A world where authority dictates every aspect of citizen’s lives, from what you wear and where you work to who you can marry: teenagers are “matched” to their mates in a ceremony, and at the age of 80 every citizen is calmly killed off. Culture has been “de-cluttered”; there are only 100 Songs, 100 books and 100 paintings left on Earth. Again, an oddly blank existence with the added control of every aspect of everyone’s lives- depressing, much?

6. Delirium
In a future where love is considered an illness and a procedure called the Cure is administered to prevent anyone from ever falling in love before matching them with their future husband or wife (sound familiar?), religion has been revamped to worship Science and Order, those who do catch “deliria” of love are driven to kill themselves. Not horrific enough for you?

7. Cinder
Set in a futuristic Beijing, where the moon has been colonised and this nation of Luna has a longstanding rivalry with the “Earth countries”, which themselves face crumbling empires and shifting allegiances. Cyborgs are slaves which are par for the course, there’s a seemingly incurable plague that spreads from the lunar refugees fleeing their evil, genocidal queen. A commentary on social and racial divides that is a retelling of Cinderella, this is a dystopia equal parts interesting and terrifying.

8. Uglies
A world where your sixteenth birthday brings aesthetic perception via an operation to erase all your flaws- transforming you from an “Ugly” to a “Pretty”, and catapulting you to a high-tech paradise where your only real job is to look good and have fun. The concept of having everyone forcefully look supermodel gorgeous is kind of creepy and individuality-robbing in itself, but protagonist Tally discovers there’s an even uglier side to the world of pretties. This gets more and more horrific as it progresses.
9. Legend
The year 2130, following societal and economic cataclysm, the western USA becomes a separate nation from the East. In this waitron nation, most of the citizens are crowded in slums  and suffering from outbreaks of plague. To separate those worthy of an education from the weak, all children are subject to the Trial, an exam that determines whether you will have a life of service and privilege or be tossed into a labour camp for extermination. Terrifying in all its aspects, this is a future none of us want to witness.

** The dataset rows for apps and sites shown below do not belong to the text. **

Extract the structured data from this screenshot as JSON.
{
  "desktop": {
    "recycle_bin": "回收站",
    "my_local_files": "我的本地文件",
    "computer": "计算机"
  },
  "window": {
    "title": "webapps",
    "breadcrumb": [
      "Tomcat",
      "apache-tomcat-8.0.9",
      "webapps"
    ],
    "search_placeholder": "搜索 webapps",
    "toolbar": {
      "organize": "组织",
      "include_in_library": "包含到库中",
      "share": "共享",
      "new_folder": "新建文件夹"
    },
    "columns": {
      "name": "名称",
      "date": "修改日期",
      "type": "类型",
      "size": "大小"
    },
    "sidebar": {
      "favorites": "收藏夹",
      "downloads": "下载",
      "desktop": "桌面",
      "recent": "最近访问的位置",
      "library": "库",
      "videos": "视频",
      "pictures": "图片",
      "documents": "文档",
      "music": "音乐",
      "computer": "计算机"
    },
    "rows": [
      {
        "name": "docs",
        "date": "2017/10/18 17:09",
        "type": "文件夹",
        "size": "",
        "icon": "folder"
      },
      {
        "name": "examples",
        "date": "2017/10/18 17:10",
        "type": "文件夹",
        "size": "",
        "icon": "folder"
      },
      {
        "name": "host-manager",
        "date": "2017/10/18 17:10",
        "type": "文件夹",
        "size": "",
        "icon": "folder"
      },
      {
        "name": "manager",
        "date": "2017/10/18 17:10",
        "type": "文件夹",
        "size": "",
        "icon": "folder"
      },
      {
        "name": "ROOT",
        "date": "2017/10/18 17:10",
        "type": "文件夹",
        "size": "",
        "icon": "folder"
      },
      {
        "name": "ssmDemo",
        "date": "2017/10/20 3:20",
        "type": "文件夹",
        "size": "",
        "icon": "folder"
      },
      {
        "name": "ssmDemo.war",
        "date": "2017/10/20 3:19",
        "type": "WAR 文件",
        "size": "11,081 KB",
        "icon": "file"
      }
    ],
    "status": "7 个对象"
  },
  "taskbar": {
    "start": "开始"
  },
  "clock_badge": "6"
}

10. The Maze Runner
When all of Earth is devastated by a “Sun Flares” slamming into the planet, making countless miles wasteland and killing millions, and succeeded by a sickness called the Flare that drove most of those crazy, making them lose their humanity. All the unaffected children remaining are pushed into a n underground maze designed to test their skills, leaving only the fittest to survive and emerge to save the world. This is the darkest YA view of the future on this list, leaving barely any life in our world.

-Devanshika Bajpai